What is required: Set down each record that follows exactly. Drop the images.

-------- Data under study

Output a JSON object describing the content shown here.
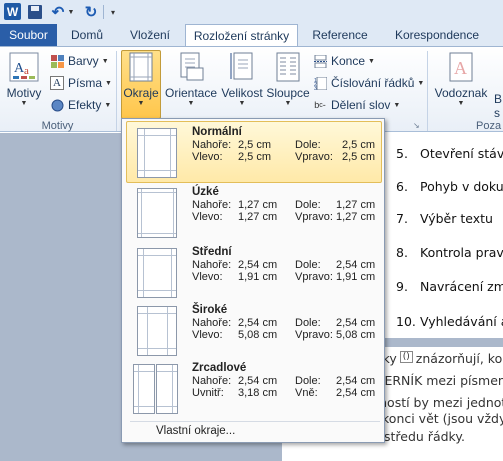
{
  "qat": {
    "word_logo": "W"
  },
  "tabs": {
    "file": "Soubor",
    "home": "Domů",
    "insert": "Vložení",
    "layout": "Rozložení stránky",
    "references": "Reference",
    "mailings": "Korespondence"
  },
  "ribbon": {
    "themes": {
      "themes_label": "Motivy",
      "colors": "Barvy",
      "fonts": "Písma",
      "effects": "Efekty",
      "group_label": "Motivy"
    },
    "page_setup": {
      "margins": "Okraje",
      "orientation": "Orientace",
      "size": "Velikost",
      "columns": "Sloupce",
      "breaks": "Konce",
      "line_numbers": "Číslování řádků",
      "hyphenation": "Dělení slov"
    },
    "page_background": {
      "watermark": "Vodoznak",
      "truncated": "B",
      "truncated2": "s",
      "group_label_partial": "Poza"
    }
  },
  "dropdown": {
    "options": [
      {
        "name": "Normální",
        "top_label": "Nahoře:",
        "top": "2,5 cm",
        "bottom_label": "Dole:",
        "bottom": "2,5 cm",
        "left_label": "Vlevo:",
        "left": "2,5 cm",
        "right_label": "Vpravo:",
        "right": "2,5 cm"
      },
      {
        "name": "Úzké",
        "top_label": "Nahoře:",
        "top": "1,27 cm",
        "bottom_label": "Dole:",
        "bottom": "1,27 cm",
        "left_label": "Vlevo:",
        "left": "1,27 cm",
        "right_label": "Vpravo:",
        "right": "1,27 cm"
      },
      {
        "name": "Střední",
        "top_label": "Nahoře:",
        "top": "2,54 cm",
        "bottom_label": "Dole:",
        "bottom": "2,54 cm",
        "left_label": "Vlevo:",
        "left": "1,91 cm",
        "right_label": "Vpravo:",
        "right": "1,91 cm"
      },
      {
        "name": "Široké",
        "top_label": "Nahoře:",
        "top": "2,54 cm",
        "bottom_label": "Dole:",
        "bottom": "2,54 cm",
        "left_label": "Vlevo:",
        "left": "5,08 cm",
        "right_label": "Vpravo:",
        "right": "5,08 cm"
      },
      {
        "name": "Zrcadlové",
        "top_label": "Nahoře:",
        "top": "2,54 cm",
        "bottom_label": "Dole:",
        "bottom": "2,54 cm",
        "left_label": "Uvnitř:",
        "left": "3,18 cm",
        "right_label": "Vně:",
        "right": "2,54 cm"
      }
    ],
    "custom": "Vlastní okraje..."
  },
  "document": {
    "list": [
      {
        "num": "5.",
        "text": "Otevření stáv"
      },
      {
        "num": "6.",
        "text": "Pohyb v doku"
      },
      {
        "num": "7.",
        "text": "Výběr textu"
      },
      {
        "num": "8.",
        "text": "Kontrola prav"
      },
      {
        "num": "9.",
        "text": "Navrácení zm"
      },
      {
        "num": "10.",
        "text": "Vyhledávání a"
      }
    ],
    "page2_lines": [
      "ečky",
      "znázorňují, ko",
      "EZERNÍK mezi písmen",
      "olností by mezi jednot",
      "konci vět (jsou vždy z",
      "středu řádky."
    ],
    "paren": "()"
  }
}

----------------

Written solution:
Output a JSON object describing the content shown here.
{
  "qat": {
    "word_logo": "W"
  },
  "tabs": {
    "file": "Soubor",
    "home": "Domů",
    "insert": "Vložení",
    "layout": "Rozložení stránky",
    "references": "Reference",
    "mailings": "Korespondence"
  },
  "ribbon": {
    "themes": {
      "themes_label": "Motivy",
      "colors": "Barvy",
      "fonts": "Písma",
      "effects": "Efekty",
      "group_label": "Motivy"
    },
    "page_setup": {
      "margins": "Okraje",
      "orientation": "Orientace",
      "size": "Velikost",
      "columns": "Sloupce",
      "breaks": "Konce",
      "line_numbers": "Číslování řádků",
      "hyphenation": "Dělení slov"
    },
    "page_background": {
      "watermark": "Vodoznak",
      "truncated": "B",
      "truncated2": "s",
      "group_label_partial": "Poza"
    }
  },
  "dropdown": {
    "options": [
      {
        "name": "Normální",
        "top_label": "Nahoře:",
        "top": "2,5 cm",
        "bottom_label": "Dole:",
        "bottom": "2,5 cm",
        "left_label": "Vlevo:",
        "left": "2,5 cm",
        "right_label": "Vpravo:",
        "right": "2,5 cm"
      },
      {
        "name": "Úzké",
        "top_label": "Nahoře:",
        "top": "1,27 cm",
        "bottom_label": "Dole:",
        "bottom": "1,27 cm",
        "left_label": "Vlevo:",
        "left": "1,27 cm",
        "right_label": "Vpravo:",
        "right": "1,27 cm"
      },
      {
        "name": "Střední",
        "top_label": "Nahoře:",
        "top": "2,54 cm",
        "bottom_label": "Dole:",
        "bottom": "2,54 cm",
        "left_label": "Vlevo:",
        "left": "1,91 cm",
        "right_label": "Vpravo:",
        "right": "1,91 cm"
      },
      {
        "name": "Široké",
        "top_label": "Nahoře:",
        "top": "2,54 cm",
        "bottom_label": "Dole:",
        "bottom": "2,54 cm",
        "left_label": "Vlevo:",
        "left": "5,08 cm",
        "right_label": "Vpravo:",
        "right": "5,08 cm"
      },
      {
        "name": "Zrcadlové",
        "top_label": "Nahoře:",
        "top": "2,54 cm",
        "bottom_label": "Dole:",
        "bottom": "2,54 cm",
        "left_label": "Uvnitř:",
        "left": "3,18 cm",
        "right_label": "Vně:",
        "right": "2,54 cm"
      }
    ],
    "custom": "Vlastní okraje..."
  },
  "document": {
    "list": [
      {
        "num": "5.",
        "text": "Otevření stáv"
      },
      {
        "num": "6.",
        "text": "Pohyb v doku"
      },
      {
        "num": "7.",
        "text": "Výběr textu"
      },
      {
        "num": "8.",
        "text": "Kontrola prav"
      },
      {
        "num": "9.",
        "text": "Navrácení zm"
      },
      {
        "num": "10.",
        "text": "Vyhledávání a"
      }
    ],
    "page2_lines": [
      "ečky",
      "znázorňují, ko",
      "EZERNÍK mezi písmen",
      "olností by mezi jednot",
      "konci vět (jsou vždy z",
      "středu řádky."
    ],
    "paren": "()"
  }
}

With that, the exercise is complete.